Collins can’t recall exactly where or when he first saw King Crimson, but the feeling he got has stuck with him. “They were absolutely phenomenal,” he says. “Just like nothing else I’d ever seen. This was before progressive rock was even called progressive rock, but it was clear they were doing something that was completely new and fairly astounding. And while everyone else was wearing capes and flouncing about, there he [Robert Fripp] was in his suit, sitting on a stool.”
Despite moving in the same circles, Collins and Crimson mastermind Fripp wouldn’t work together until the early 80s, when the former played drums on Disengage and North Star, two tracks on Fripp’s debut solo album, Exposure.
“That was an interesting experience,” says Collins. “Robert doesn’t work like anyone else.

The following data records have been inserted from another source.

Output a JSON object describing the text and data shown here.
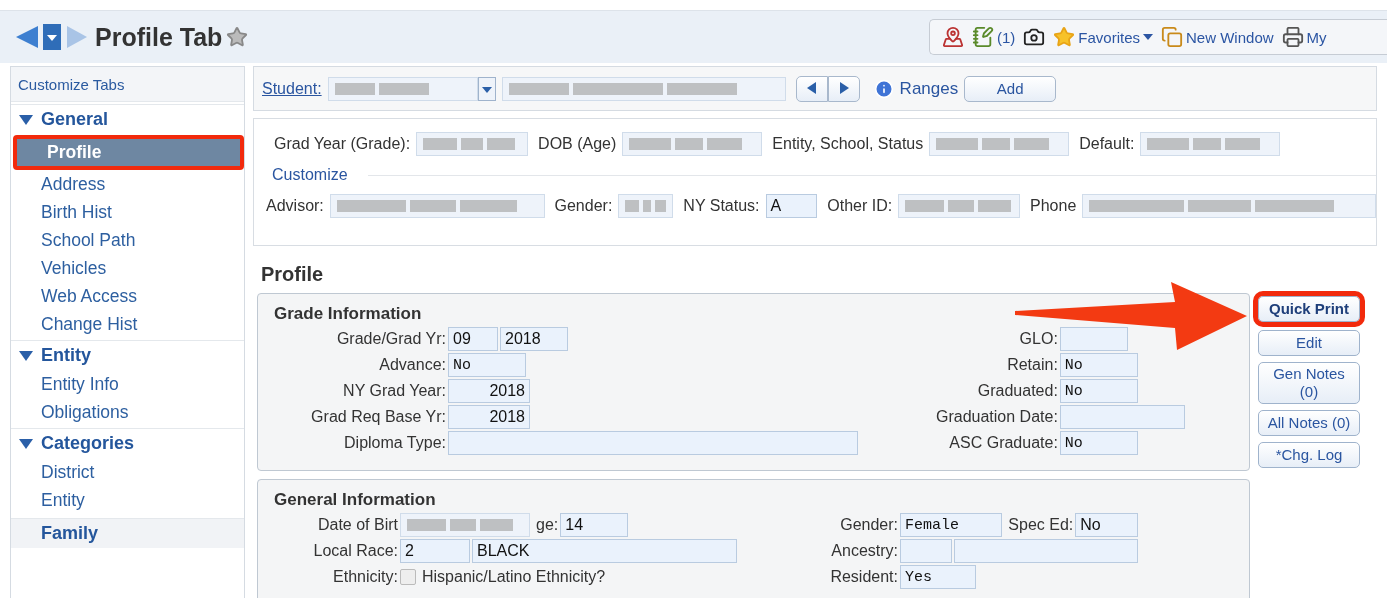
{
  "header": {
    "title": "Profile Tab",
    "toolbar": [
      {
        "kind": "map"
      },
      {
        "kind": "notes",
        "label": "(1)"
      },
      {
        "kind": "camera"
      },
      {
        "kind": "favorites",
        "label": "Favorites"
      },
      {
        "kind": "new-window",
        "label": "New Window"
      },
      {
        "kind": "print",
        "label": "My"
      }
    ]
  },
  "sidebar": {
    "customize": "Customize Tabs",
    "groups": [
      {
        "kind": "section",
        "label": "General",
        "expanded": true,
        "items": [
          {
            "label": "Profile",
            "selected": true,
            "highlighted": true
          },
          {
            "label": "Address",
            "selected": false,
            "highlighted": false
          },
          {
            "label": "Birth Hist",
            "selected": false,
            "highlighted": false
          },
          {
            "label": "School Path",
            "selected": false,
            "highlighted": false
          },
          {
            "label": "Vehicles",
            "selected": false,
            "highlighted": false
          },
          {
            "label": "Web Access",
            "selected": false,
            "highlighted": false
          },
          {
            "label": "Change Hist",
            "selected": false,
            "highlighted": false
          }
        ]
      },
      {
        "kind": "section",
        "label": "Entity",
        "expanded": true,
        "items": [
          {
            "label": "Entity Info",
            "selected": false,
            "highlighted": false
          },
          {
            "label": "Obligations",
            "selected": false,
            "highlighted": false
          }
        ]
      },
      {
        "kind": "section",
        "label": "Categories",
        "expanded": true,
        "items": [
          {
            "label": "District",
            "selected": false,
            "highlighted": false
          },
          {
            "label": "Entity",
            "selected": false,
            "highlighted": false
          }
        ]
      },
      {
        "kind": "link",
        "label": "Family"
      }
    ]
  },
  "student_bar": {
    "label": "Student:",
    "ranges": "Ranges",
    "add": "Add"
  },
  "summary": {
    "line_one": [
      {
        "kind": "label",
        "text": "Grad Year (Grade):"
      },
      {
        "kind": "blurred"
      },
      {
        "kind": "label",
        "text": "DOB (Age)"
      },
      {
        "kind": "blurred"
      },
      {
        "kind": "label",
        "text": "Entity, School, Status"
      },
      {
        "kind": "blurred"
      },
      {
        "kind": "label",
        "text": "Default:"
      },
      {
        "kind": "blurred"
      }
    ],
    "line_two": [
      {
        "kind": "label",
        "text": "Advisor:"
      },
      {
        "kind": "blurred"
      },
      {
        "kind": "label",
        "text": "Gender:"
      },
      {
        "kind": "blurred"
      },
      {
        "kind": "label",
        "text": "NY Status:"
      },
      {
        "kind": "text",
        "value": "A"
      },
      {
        "kind": "label",
        "text": "Other ID:"
      },
      {
        "kind": "blurred"
      },
      {
        "kind": "label",
        "text": "Phone"
      },
      {
        "kind": "blurred"
      }
    ],
    "customize": "Customize"
  },
  "heading": "Profile",
  "grade_information": {
    "title": "Grade Information",
    "rows": [
      {
        "left": {
          "label": "Grade/Grad Yr:",
          "parts": [
            {
              "kind": "text",
              "value": "09"
            },
            {
              "kind": "text",
              "value": "2018"
            }
          ]
        },
        "right": {
          "label": "GLO:",
          "parts": [
            {
              "kind": "text"
            }
          ]
        }
      },
      {
        "left": {
          "label": "Advance:",
          "parts": [
            {
              "kind": "select",
              "value": "No"
            }
          ]
        },
        "right": {
          "label": "Retain:",
          "parts": [
            {
              "kind": "select",
              "value": "No"
            }
          ]
        }
      },
      {
        "left": {
          "label": "NY Grad Year:",
          "parts": [
            {
              "kind": "number",
              "value": "2018"
            }
          ]
        },
        "right": {
          "label": "Graduated:",
          "parts": [
            {
              "kind": "select",
              "value": "No"
            }
          ]
        }
      },
      {
        "left": {
          "label": "Grad Req Base Yr:",
          "parts": [
            {
              "kind": "number",
              "value": "2018"
            }
          ]
        },
        "right": {
          "label": "Graduation Date:",
          "parts": [
            {
              "kind": "text"
            }
          ]
        }
      },
      {
        "left": {
          "label": "Diploma Type:",
          "parts": [
            {
              "kind": "text"
            }
          ]
        },
        "right": {
          "label": "ASC Graduate:",
          "parts": [
            {
              "kind": "select",
              "value": "No"
            }
          ]
        }
      }
    ]
  },
  "side_buttons": [
    {
      "label": "Quick Print",
      "highlighted": true
    },
    {
      "label": "Edit",
      "highlighted": false
    },
    {
      "label": "Gen Notes (0)",
      "highlighted": false
    },
    {
      "label": "All Notes (0)",
      "highlighted": false
    },
    {
      "label": "*Chg. Log",
      "highlighted": false
    }
  ],
  "pointer_arrow": true,
  "general_information": {
    "title": "General Information",
    "rows": [
      {
        "left": {
          "label": "Date of Birt",
          "parts": [
            {
              "kind": "blurred"
            },
            {
              "kind": "label",
              "text": "ge:"
            },
            {
              "kind": "text",
              "value": "14"
            }
          ]
        },
        "right": {
          "label": "Gender:",
          "parts": [
            {
              "kind": "select",
              "value": "Female"
            },
            {
              "kind": "label",
              "text": "Spec Ed:"
            },
            {
              "kind": "text",
              "value": "No"
            }
          ]
        }
      },
      {
        "left": {
          "label": "Local Race:",
          "parts": [
            {
              "kind": "text",
              "value": "2"
            },
            {
              "kind": "text",
              "value": "BLACK"
            }
          ]
        },
        "right": {
          "label": "Ancestry:",
          "parts": [
            {
              "kind": "text"
            },
            {
              "kind": "text"
            }
          ]
        }
      },
      {
        "left": {
          "label": "Ethnicity:",
          "parts": [
            {
              "kind": "checkbox",
              "checked": false,
              "text": "Hispanic/Latino Ethnicity?"
            }
          ]
        },
        "right": {
          "label": "Resident:",
          "parts": [
            {
              "kind": "select",
              "value": "Yes"
            }
          ]
        }
      }
    ]
  }
}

He’s very professorial and very focused – there’s no messing around. That’s not to say he’s not a warm person, because he is, but he knows what he wants from himself, and from you. And listening back to North Star,
I think it’s one of my favourite pieces of music that I’ve ever played on.”
Did Fripp or anyone else ever try to tempt you away from Genesis in the 1970s?
“Not that I can remember,” Collins says. “I don’t think I would have gone anyway, even if they had.”
“We were totally aware of what Yes were doing, and even though we were very different, they were still an influence. Especially Bill Bruford, who sounded like no other rock drummer at the time.”